5. Of Rutilus.] De-about or concerning Rutilus. g. d. He is the common subject of conversation at all these places.
Youthful limbs, &c.] While in the prime of life, and fit to bear arms in the laudable service of his country, he is so reduced to poverty, by his luxury and extravagance, as to apply himself to the wretched trade of a fencer, or prize-fighter, for bread.
6. He is reported.] Or fertur may mean he is carried, by the necessity of his circunstances, to copy out the laws, rules, words of command (regia verba) and other matters of knowledge, necessary to make him a fencer, that he may be thoroughly qualified for the art.
7. The tribune not compelling, &0.1 Hinting, that, though he was not compelled to such a practice of fencing, by the magistracy, as many had beer by Nero for his inhuman diversion, yet it was a shame that he was suffered to undertake it, and not advised, or com: manded, by the magistracy, to the contrary. See sat, viii. 193, • 9. You see many, &c.] Such fellows as Rutilus.

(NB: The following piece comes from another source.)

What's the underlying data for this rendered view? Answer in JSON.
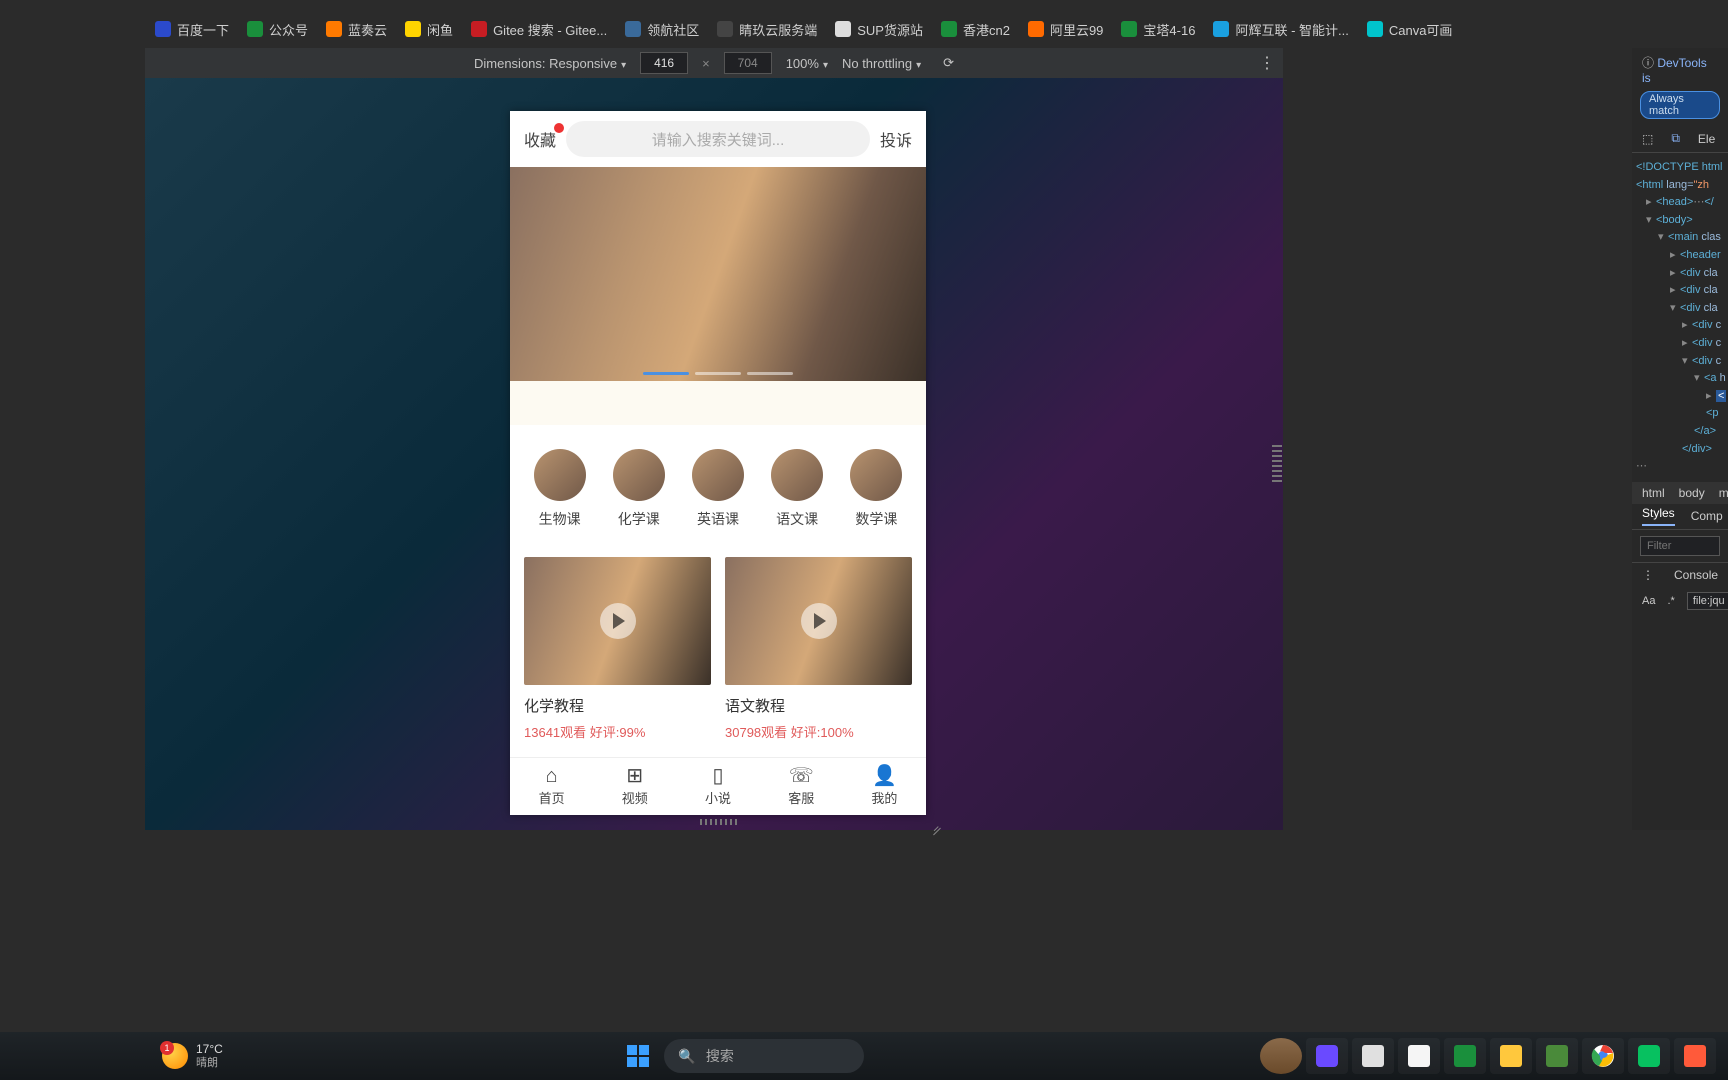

• Vol. II.
Creditor introitum solet expectare macelli,
9. Often-eluded creditor. ] Who had been often promised parment, but deceived over and over again ; and who in vain had pursued them to come at his money.
10. Wait for, &c.] Knowing no place so likely to find them at, as in their way to market for provisions, at the entrance to which he places himself, in hopes to catch them, before they had spent the little remains of his money that he had lent them.

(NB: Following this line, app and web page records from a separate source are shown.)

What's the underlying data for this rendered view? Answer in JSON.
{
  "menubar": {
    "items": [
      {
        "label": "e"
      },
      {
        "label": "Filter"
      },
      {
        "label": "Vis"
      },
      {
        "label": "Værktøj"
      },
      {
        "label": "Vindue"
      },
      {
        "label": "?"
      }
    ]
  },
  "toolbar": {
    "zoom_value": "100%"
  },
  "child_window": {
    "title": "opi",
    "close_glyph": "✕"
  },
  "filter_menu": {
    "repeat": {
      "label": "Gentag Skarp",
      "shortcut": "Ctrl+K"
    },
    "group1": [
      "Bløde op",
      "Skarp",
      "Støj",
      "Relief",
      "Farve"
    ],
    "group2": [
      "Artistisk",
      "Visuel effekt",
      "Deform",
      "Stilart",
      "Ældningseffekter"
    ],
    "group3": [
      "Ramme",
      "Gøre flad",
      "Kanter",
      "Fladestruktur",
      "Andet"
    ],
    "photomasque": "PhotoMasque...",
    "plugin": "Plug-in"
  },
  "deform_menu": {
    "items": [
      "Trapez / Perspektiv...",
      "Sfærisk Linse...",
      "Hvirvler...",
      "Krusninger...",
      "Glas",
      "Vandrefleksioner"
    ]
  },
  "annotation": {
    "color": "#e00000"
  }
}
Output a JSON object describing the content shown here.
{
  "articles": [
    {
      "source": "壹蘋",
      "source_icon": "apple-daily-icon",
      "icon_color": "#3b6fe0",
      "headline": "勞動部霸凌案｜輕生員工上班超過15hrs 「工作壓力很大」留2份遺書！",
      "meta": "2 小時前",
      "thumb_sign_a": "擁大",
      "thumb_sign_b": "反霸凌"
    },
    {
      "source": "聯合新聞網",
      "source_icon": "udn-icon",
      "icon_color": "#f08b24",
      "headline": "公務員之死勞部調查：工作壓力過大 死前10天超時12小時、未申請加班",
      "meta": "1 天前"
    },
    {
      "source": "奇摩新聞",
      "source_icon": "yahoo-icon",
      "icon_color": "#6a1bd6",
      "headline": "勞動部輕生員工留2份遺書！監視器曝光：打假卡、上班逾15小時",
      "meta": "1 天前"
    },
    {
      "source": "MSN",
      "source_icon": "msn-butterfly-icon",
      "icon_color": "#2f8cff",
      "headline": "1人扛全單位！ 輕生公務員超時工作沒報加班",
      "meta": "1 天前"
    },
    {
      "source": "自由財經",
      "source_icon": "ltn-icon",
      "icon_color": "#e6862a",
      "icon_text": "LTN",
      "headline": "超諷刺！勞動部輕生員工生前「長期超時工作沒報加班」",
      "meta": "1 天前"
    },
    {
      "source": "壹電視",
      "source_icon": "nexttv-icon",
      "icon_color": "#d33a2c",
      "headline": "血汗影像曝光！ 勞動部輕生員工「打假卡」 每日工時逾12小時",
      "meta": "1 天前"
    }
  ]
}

11. The purpose, &c.] Who have no other design, or end of liv. ing, but eating and drinking.
12. The most wretched, &c.] When they are visibly falling into ruin, even the most wretched of them will live more expensively than ever, thinking, perhaps, to put a good face on the matter, the better to conceal their situation, and thus to maintain their credit some lit. tle time longer : or, perhaps, from mere desperation, seeing it is too late to retrieve their affairs, and they can be but ruined. This is no uncommon thing in our day.
14. Meantime.] While they have any thing left.
---- They seek, &c.] They ransack, as it were, earth, air, and water, for flesh of beasts, fowl, and fish, for dainsies to please their taste.
15. The prices, &c.] They never consider or scruple the price which they are to pay--these do not stand in their way.
16. More intimately, &c.] More closely to the dispositions of such.
-- Please more, &c.] The dish pleases best that is dearest bought; therefore, i.e. to gratify their gluttony
17. It is not difficult.] They make no sort of difficulty of pro. curing money, by pawning what they have.
- Be wasted, &c.] Which will soon be gone, squandered away presently.
18. Dishes being pawned.] Lanx signifies, literally, a great broad plate, a deep dish, or platter, to serve meat up in. Here, by lancibus, perhaps, is to be understood his plate in general, his familyplate, per synec. This he sends to the pawnbrokers to raise money upon for the present supply of his extravagance.